Making space for multiple truths: Reflections from FF Conf 2022

Last week I headed to the coast for my first time at FF Conf - an annual web conference held in Brighton.

While some conferences have clear themes, what struck me about this one was the stark variation in the content and tone of the talks.

Joe Hart summed it up well on Twitter when he commented that it left him with a mixed energy of “Let’s go and build stuff!” and “We’re all going to die”

A tweet from Joe Hart that reads ‘ffconf gives me a mix of ‘fuck yeah let’s go build stuff and try to fix things!’ And ‘oh god we’re all going to die’..

And it’s left me reflecting on the importance of holding space for multiple, sometimes competing truths.

Web work comes great responsibility

Florence Okoye opened the day with an important message about empowering the people we’re designing for.

She advised us to consider the relationships we want to create between us and the people we’re creating for, asking: “Is it one of solidarity? Assistance? Support? Is it reparative?”

Unless we take time to build these relationships with those communities, we can’t design inclusive, empowering experiences for them.

Lex Lofthouse pitched her talk at developers, arming them with knowledge and techniques to make intentional design choices in their work. I really like the idea of sharing responsibility for the outcomes of our work across disciplines, in contrast to the hard distinctions we often aim to draw between different roles.

Towards the end of the day, Sareh Heidari discussed a subject close to my heart: digital exclusion in healthcare. She talked about the importance of considering the needs of those who face barriers when accessing digital services, like people who:

  • live in areas with poor connectivity
  • use assistive technology
  • have no fixed address
  • are in poverty

As someone who writes for a living, Sareh’s notes on health literacy also struck a chord with me: 4 in 10 adults struggle with health content, and that jumps to 6 in 10 when that content includes statistics.

Our power to change the systems around us is limited - and that doesn’t mean we shouldn’t try

Heydon Pickering’s talk was probably the funniest conference talk I’ve ever seen, until it wasn’t. Social media’s algorithms favour divisive content that sells adverts, fuelling a culture war that distracts us as capitalism destroys the planet and everything we hold dear.

Rightfully, no magic answers were proffered. Instead, we were invited to take a stark look at the brokenness of our systems, and our relative powerlessness to change them.

Natalia Waniczek’s Working towards a greener world from behind the keyboard started out equally sobering, bolstered with terrifying statistics. I was horrified to learn that the internet is responsible for 3.7% of global greenhouse emissions - as much as the whole of the aviation industry, and the whole of Germany.

Although Natalia doesn’t subscribe to the narrative that individuals are personally responsible for climate change, she impressed upon us the importance of making small changes to the way we work, and lobbying for systems change.

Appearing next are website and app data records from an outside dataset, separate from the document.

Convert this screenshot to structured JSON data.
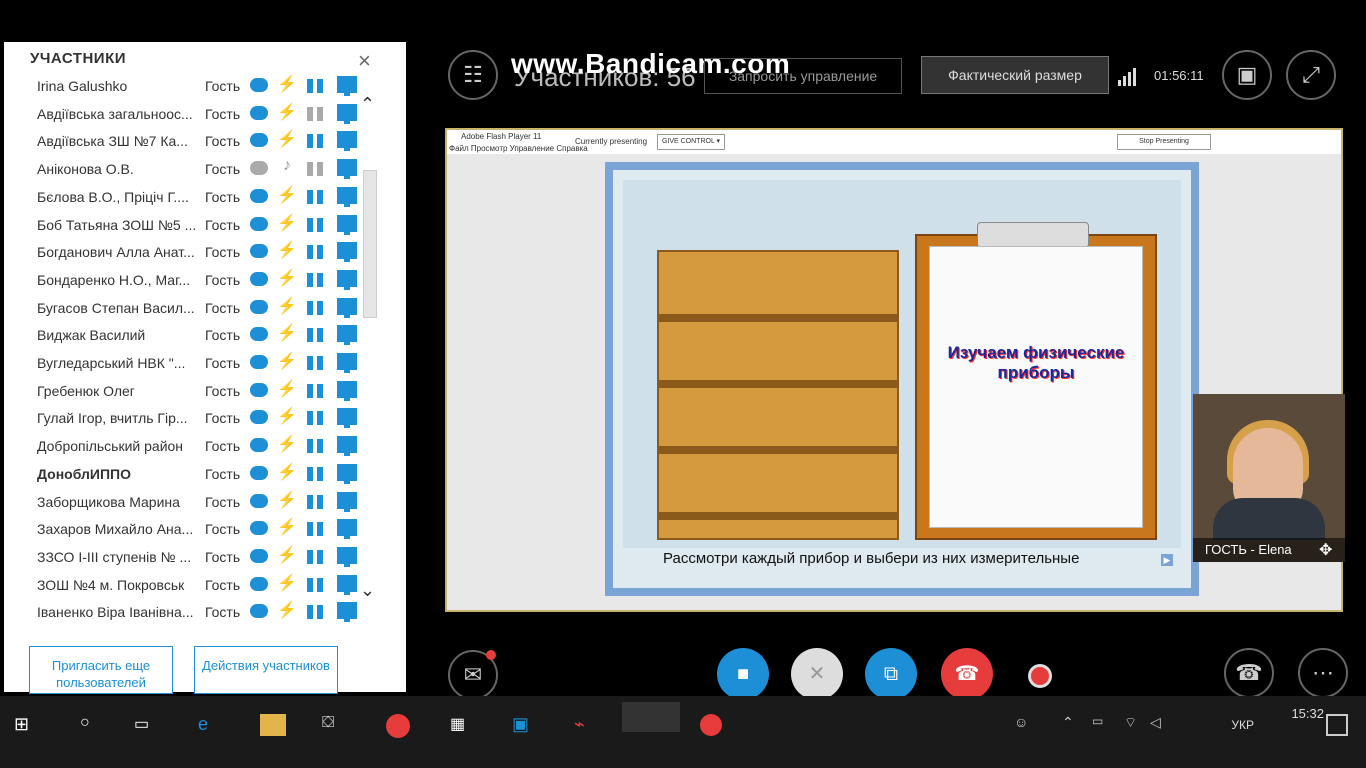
{
  "panel": {
    "title": "УЧАСТНИКИ",
    "close_label": "×",
    "role_label": "Гость",
    "participants": [
      {
        "name": "Irina Galushko",
        "bold": false
      },
      {
        "name": "Авдіївська загальноос...",
        "bold": false
      },
      {
        "name": "Авдіївська ЗШ №7 Ка...",
        "bold": false
      },
      {
        "name": "Аніконова О.В.",
        "bold": false
      },
      {
        "name": "Бєлова В.О., Пріціч Г....",
        "bold": false
      },
      {
        "name": "Боб Татьяна ЗОШ №5 ...",
        "bold": false
      },
      {
        "name": "Богданович Алла Анат...",
        "bold": false
      },
      {
        "name": "Бондаренко Н.О., Маг...",
        "bold": false
      },
      {
        "name": "Бугасов Степан Васил...",
        "bold": false
      },
      {
        "name": "Виджак Василий",
        "bold": false
      },
      {
        "name": "Вугледарський НВК \"...",
        "bold": false
      },
      {
        "name": "Гребенюк Олег",
        "bold": false
      },
      {
        "name": "Гулай Ігор, вчитль Гір...",
        "bold": false
      },
      {
        "name": "Добропільський район",
        "bold": false
      },
      {
        "name": "ДоноблИППО",
        "bold": true
      },
      {
        "name": "Заборщикова Марина",
        "bold": false
      },
      {
        "name": "Захаров Михайло Ана...",
        "bold": false
      },
      {
        "name": "ЗЗСО І-ІІІ ступенів № ...",
        "bold": false
      },
      {
        "name": "ЗОШ №4 м. Покровськ",
        "bold": false
      },
      {
        "name": "Іваненко Віра Іванівна...",
        "bold": false
      }
    ],
    "invite_label": "Пригласить еще пользователей",
    "actions_label": "Действия участников"
  },
  "meeting": {
    "participants_count": "Участников: 56",
    "watermark": "www.Bandicam.com",
    "request_control": "Запросить управление",
    "actual_size": "Фактический размер",
    "duration": "01:56:11",
    "guest_label": "ГОСТЬ - Elena"
  },
  "flash": {
    "title": "Adobe Flash Player 11",
    "menu": "Файл   Просмотр   Управление   Справка",
    "presenting": "Currently presenting",
    "give_control": "GIVE CONTROL ▾",
    "stop_presenting": "Stop Presenting"
  },
  "slide": {
    "heading": "Изучаем физические приборы",
    "caption": "Рассмотри каждый прибор и выбери из них измерительные"
  },
  "taskbar": {
    "lang": "УКР",
    "time": "15:32"
  },
  "colors": {
    "accent": "#1d8fd6",
    "hangup": "#e63c3c",
    "panel_bg": "#ffffff"
  }
}
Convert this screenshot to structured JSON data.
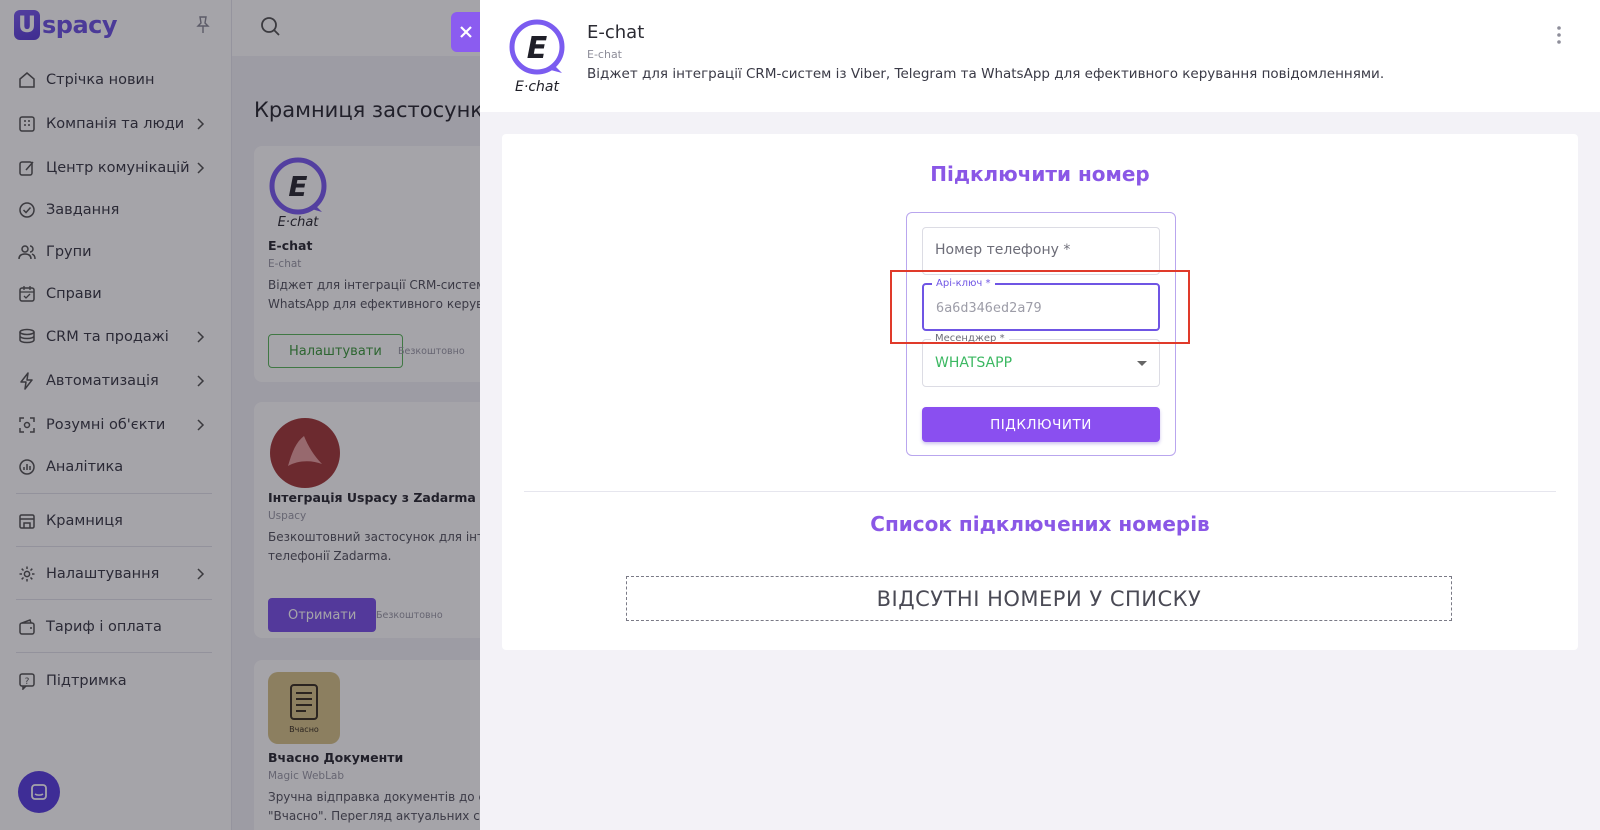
{
  "brand": {
    "logo_letter": "U",
    "logo_text": "spacy"
  },
  "sidebar": {
    "items": [
      {
        "label": "Стрічка новин",
        "icon": "home-icon",
        "chevron": false
      },
      {
        "label": "Компанія та люди",
        "icon": "building-icon",
        "chevron": true
      },
      {
        "label": "Центр комунікацій",
        "icon": "edit-icon",
        "chevron": true
      },
      {
        "label": "Завдання",
        "icon": "check-circle-icon",
        "chevron": false
      },
      {
        "label": "Групи",
        "icon": "users-icon",
        "chevron": false
      },
      {
        "label": "Справи",
        "icon": "calendar-icon",
        "chevron": false
      },
      {
        "label": "CRM та продажі",
        "icon": "coins-icon",
        "chevron": true
      },
      {
        "label": "Автоматизація",
        "icon": "bolt-icon",
        "chevron": true
      },
      {
        "label": "Розумні об'єкти",
        "icon": "scan-icon",
        "chevron": true
      },
      {
        "label": "Аналітика",
        "icon": "chart-icon",
        "chevron": false
      },
      {
        "label": "Крамниця",
        "icon": "store-icon",
        "chevron": false
      },
      {
        "label": "Налаштування",
        "icon": "gear-icon",
        "chevron": true
      },
      {
        "label": "Тариф і оплата",
        "icon": "wallet-icon",
        "chevron": false
      },
      {
        "label": "Підтримка",
        "icon": "help-icon",
        "chevron": false
      }
    ]
  },
  "store": {
    "title": "Крамниця застосунків",
    "cards": [
      {
        "name": "E-chat",
        "vendor": "E-chat",
        "desc_line1": "Віджет для інтеграції CRM-систем",
        "desc_line2": "WhatsApp для ефективного керува",
        "button": "Налаштувати",
        "price": "Безкоштовно",
        "logo_text": "E·chat"
      },
      {
        "name": "Інтеграція Uspacy з Zadarma",
        "vendor": "Uspacy",
        "desc_line1": "Безкоштовний застосунок для інте",
        "desc_line2": "телефонії Zadarma.",
        "button": "Отримати",
        "price": "Безкоштовно"
      },
      {
        "name": "Вчасно Документи",
        "vendor": "Magic WebLab",
        "desc_line1": "Зручна відправка документів до с",
        "desc_line2": "\"Вчасно\". Перегляд актуальних ст",
        "logo_caption": "Вчасно"
      }
    ]
  },
  "drawer": {
    "logo_text": "E·chat",
    "title": "E-chat",
    "vendor": "E-chat",
    "description": "Віджет для інтеграції CRM-систем із Viber, Telegram та WhatsApp для ефективного керування повідомленнями.",
    "connect_title": "Підключити номер",
    "phone_placeholder": "Номер телефону *",
    "api_label": "Api-ключ *",
    "api_value": "6a6d346ed2a79",
    "messenger_label": "Месенджер *",
    "messenger_value": "WHATSAPP",
    "connect_button": "ПІДКЛЮЧИТИ",
    "list_title": "Список підключених номерів",
    "empty_text": "ВІДСУТНІ НОМЕРИ У СПИСКУ"
  },
  "colors": {
    "accent": "#8a4ff0",
    "brand": "#6f55e4",
    "highlight": "#e03a2a",
    "success": "#3cb862"
  }
}
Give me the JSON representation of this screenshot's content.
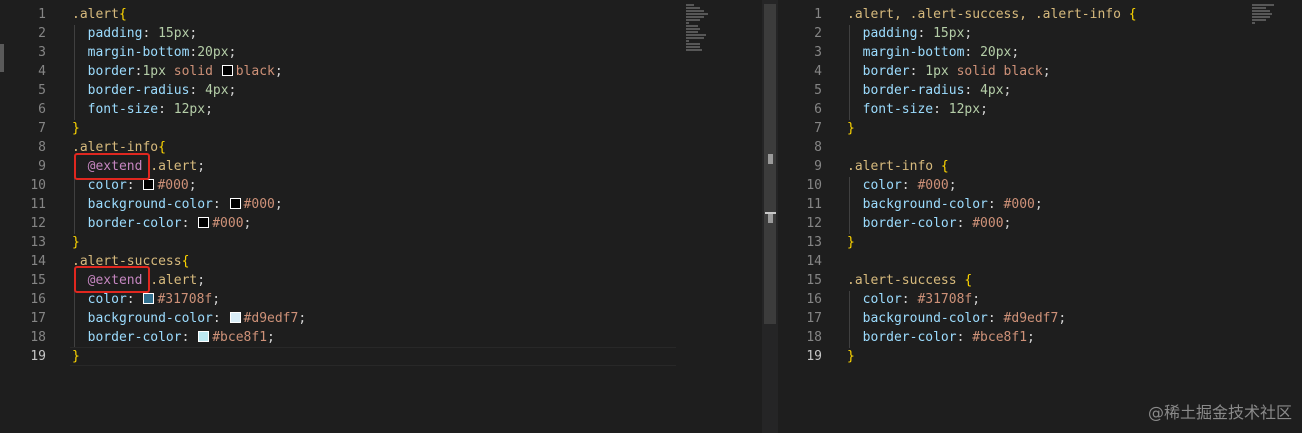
{
  "left_editor": {
    "current_line": 19,
    "lines": [
      {
        "n": "1",
        "tokens": [
          {
            "t": ".alert",
            "c": "sel"
          },
          {
            "t": "{",
            "c": "brace"
          }
        ]
      },
      {
        "n": "2",
        "tokens": [
          {
            "t": "  "
          },
          {
            "t": "padding",
            "c": "prop"
          },
          {
            "t": ": "
          },
          {
            "t": "15px",
            "c": "num"
          },
          {
            "t": ";"
          }
        ]
      },
      {
        "n": "3",
        "tokens": [
          {
            "t": "  "
          },
          {
            "t": "margin-bottom",
            "c": "prop"
          },
          {
            "t": ":"
          },
          {
            "t": "20px",
            "c": "num"
          },
          {
            "t": ";"
          }
        ]
      },
      {
        "n": "4",
        "tokens": [
          {
            "t": "  "
          },
          {
            "t": "border",
            "c": "prop"
          },
          {
            "t": ":"
          },
          {
            "t": "1px",
            "c": "num"
          },
          {
            "t": " solid ",
            "c": "val"
          },
          {
            "swatch": "#000000"
          },
          {
            "t": "black",
            "c": "val"
          },
          {
            "t": ";"
          }
        ]
      },
      {
        "n": "5",
        "tokens": [
          {
            "t": "  "
          },
          {
            "t": "border-radius",
            "c": "prop"
          },
          {
            "t": ": "
          },
          {
            "t": "4px",
            "c": "num"
          },
          {
            "t": ";"
          }
        ]
      },
      {
        "n": "6",
        "tokens": [
          {
            "t": "  "
          },
          {
            "t": "font-size",
            "c": "prop"
          },
          {
            "t": ": "
          },
          {
            "t": "12px",
            "c": "num"
          },
          {
            "t": ";"
          }
        ]
      },
      {
        "n": "7",
        "tokens": [
          {
            "t": "}",
            "c": "brace"
          }
        ]
      },
      {
        "n": "8",
        "tokens": [
          {
            "t": ".alert-info",
            "c": "sel"
          },
          {
            "t": "{",
            "c": "brace"
          }
        ]
      },
      {
        "n": "9",
        "tokens": [
          {
            "t": "  "
          },
          {
            "t": "@extend",
            "c": "kw"
          },
          {
            "t": " "
          },
          {
            "t": ".alert",
            "c": "sel"
          },
          {
            "t": ";"
          }
        ]
      },
      {
        "n": "10",
        "tokens": [
          {
            "t": "  "
          },
          {
            "t": "color",
            "c": "prop"
          },
          {
            "t": ": "
          },
          {
            "swatch": "#000000"
          },
          {
            "t": "#000",
            "c": "val"
          },
          {
            "t": ";"
          }
        ]
      },
      {
        "n": "11",
        "tokens": [
          {
            "t": "  "
          },
          {
            "t": "background-color",
            "c": "prop"
          },
          {
            "t": ": "
          },
          {
            "swatch": "#000000"
          },
          {
            "t": "#000",
            "c": "val"
          },
          {
            "t": ";"
          }
        ]
      },
      {
        "n": "12",
        "tokens": [
          {
            "t": "  "
          },
          {
            "t": "border-color",
            "c": "prop"
          },
          {
            "t": ": "
          },
          {
            "swatch": "#000000"
          },
          {
            "t": "#000",
            "c": "val"
          },
          {
            "t": ";"
          }
        ]
      },
      {
        "n": "13",
        "tokens": [
          {
            "t": "}",
            "c": "brace"
          }
        ]
      },
      {
        "n": "14",
        "tokens": [
          {
            "t": ".alert-success",
            "c": "sel"
          },
          {
            "t": "{",
            "c": "brace"
          }
        ]
      },
      {
        "n": "15",
        "tokens": [
          {
            "t": "  "
          },
          {
            "t": "@extend",
            "c": "kw"
          },
          {
            "t": " "
          },
          {
            "t": ".alert",
            "c": "sel"
          },
          {
            "t": ";"
          }
        ]
      },
      {
        "n": "16",
        "tokens": [
          {
            "t": "  "
          },
          {
            "t": "color",
            "c": "prop"
          },
          {
            "t": ": "
          },
          {
            "swatch": "#31708f"
          },
          {
            "t": "#31708f",
            "c": "val"
          },
          {
            "t": ";"
          }
        ]
      },
      {
        "n": "17",
        "tokens": [
          {
            "t": "  "
          },
          {
            "t": "background-color",
            "c": "prop"
          },
          {
            "t": ": "
          },
          {
            "swatch": "#d9edf7"
          },
          {
            "t": "#d9edf7",
            "c": "val"
          },
          {
            "t": ";"
          }
        ]
      },
      {
        "n": "18",
        "tokens": [
          {
            "t": "  "
          },
          {
            "t": "border-color",
            "c": "prop"
          },
          {
            "t": ": "
          },
          {
            "swatch": "#bce8f1"
          },
          {
            "t": "#bce8f1",
            "c": "val"
          },
          {
            "t": ";"
          }
        ]
      },
      {
        "n": "19",
        "tokens": [
          {
            "t": "}",
            "c": "brace"
          }
        ]
      }
    ]
  },
  "right_editor": {
    "current_line": 19,
    "lines": [
      {
        "n": "1",
        "tokens": [
          {
            "t": ".alert, .alert-success, .alert-info ",
            "c": "sel"
          },
          {
            "t": "{",
            "c": "brace"
          }
        ]
      },
      {
        "n": "2",
        "tokens": [
          {
            "t": "  "
          },
          {
            "t": "padding",
            "c": "prop"
          },
          {
            "t": ": "
          },
          {
            "t": "15px",
            "c": "num"
          },
          {
            "t": ";"
          }
        ]
      },
      {
        "n": "3",
        "tokens": [
          {
            "t": "  "
          },
          {
            "t": "margin-bottom",
            "c": "prop"
          },
          {
            "t": ": "
          },
          {
            "t": "20px",
            "c": "num"
          },
          {
            "t": ";"
          }
        ]
      },
      {
        "n": "4",
        "tokens": [
          {
            "t": "  "
          },
          {
            "t": "border",
            "c": "prop"
          },
          {
            "t": ": "
          },
          {
            "t": "1px",
            "c": "num"
          },
          {
            "t": " solid black",
            "c": "val"
          },
          {
            "t": ";"
          }
        ]
      },
      {
        "n": "5",
        "tokens": [
          {
            "t": "  "
          },
          {
            "t": "border-radius",
            "c": "prop"
          },
          {
            "t": ": "
          },
          {
            "t": "4px",
            "c": "num"
          },
          {
            "t": ";"
          }
        ]
      },
      {
        "n": "6",
        "tokens": [
          {
            "t": "  "
          },
          {
            "t": "font-size",
            "c": "prop"
          },
          {
            "t": ": "
          },
          {
            "t": "12px",
            "c": "num"
          },
          {
            "t": ";"
          }
        ]
      },
      {
        "n": "7",
        "tokens": [
          {
            "t": "}",
            "c": "brace"
          }
        ]
      },
      {
        "n": "8",
        "tokens": []
      },
      {
        "n": "9",
        "tokens": [
          {
            "t": ".alert-info ",
            "c": "sel"
          },
          {
            "t": "{",
            "c": "brace"
          }
        ]
      },
      {
        "n": "10",
        "tokens": [
          {
            "t": "  "
          },
          {
            "t": "color",
            "c": "prop"
          },
          {
            "t": ": "
          },
          {
            "t": "#000",
            "c": "val"
          },
          {
            "t": ";"
          }
        ]
      },
      {
        "n": "11",
        "tokens": [
          {
            "t": "  "
          },
          {
            "t": "background-color",
            "c": "prop"
          },
          {
            "t": ": "
          },
          {
            "t": "#000",
            "c": "val"
          },
          {
            "t": ";"
          }
        ]
      },
      {
        "n": "12",
        "tokens": [
          {
            "t": "  "
          },
          {
            "t": "border-color",
            "c": "prop"
          },
          {
            "t": ": "
          },
          {
            "t": "#000",
            "c": "val"
          },
          {
            "t": ";"
          }
        ]
      },
      {
        "n": "13",
        "tokens": [
          {
            "t": "}",
            "c": "brace"
          }
        ]
      },
      {
        "n": "14",
        "tokens": []
      },
      {
        "n": "15",
        "tokens": [
          {
            "t": ".alert-success ",
            "c": "sel"
          },
          {
            "t": "{",
            "c": "brace"
          }
        ]
      },
      {
        "n": "16",
        "tokens": [
          {
            "t": "  "
          },
          {
            "t": "color",
            "c": "prop"
          },
          {
            "t": ": "
          },
          {
            "t": "#31708f",
            "c": "val"
          },
          {
            "t": ";"
          }
        ]
      },
      {
        "n": "17",
        "tokens": [
          {
            "t": "  "
          },
          {
            "t": "background-color",
            "c": "prop"
          },
          {
            "t": ": "
          },
          {
            "t": "#d9edf7",
            "c": "val"
          },
          {
            "t": ";"
          }
        ]
      },
      {
        "n": "18",
        "tokens": [
          {
            "t": "  "
          },
          {
            "t": "border-color",
            "c": "prop"
          },
          {
            "t": ": "
          },
          {
            "t": "#bce8f1",
            "c": "val"
          },
          {
            "t": ";"
          }
        ]
      },
      {
        "n": "19",
        "tokens": [
          {
            "t": "}",
            "c": "brace"
          }
        ]
      }
    ]
  },
  "highlight_color": "#e0271f",
  "watermark": "@稀土掘金技术社区"
}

I was heartened by Natalia’s closing message, that although we only have 10 years left to save the planet, that also means we still have 10 years left to save the planet.

Finding joy in our work matters

In contrast to the more solemn talks of the event, the day was scattered with a series of more hopeful, playful messages.

Sophie Koonin’s Love letter to the personal website explored how, through the commercialisation and monopolisation of the web, we’ve lost sight of the joy and creativity that once came with creating our own little corners within it.

As a once shy and awkward teen who spent many hours honing the perfect <marquee> for my own neocities extravaganza in the late 00s, I loved Sophie’s call to go forth and create more fun, weird content on the web.

Lily Madar’s talk, programming with yarn, was a perfect portion of post-lunch ASMR, drawing comparisons between crochet and computer programming with videos from a corner of the web I’m henceforth dubbing “LoomCore”.

Finally, Ruth John wrapped up the conference with a discotechnique delight constructed in the browser using a series of clever media APIs. As one of the Non-DevelopersTM in the audience, the technicalities of this one were a little beyond my understanding, but give me some chilled beats and pretty lights and I’m always happy.

Life is not binary

As I alluded to in the introduction, my prevailing takeaway from the day is this:

We have to make space for multiple, competing truths in our work.

As the people creating the digital world, we can accept the responsibility that comes with our work, and recognise the futility of our mission, and find moments of joy along the way.

Sometimes I feel such pressure to take a stance that I forget to engage with the messy middle ground - but that’s what life is. It’s a series of “and”s.

Life is not a dichotomy, it’s a paradox: a rich set of complex and conflicting ideas and experiences - and they all deserve a place.

So I’m thankful to all the speakers and to the organisers for this reminder to make room.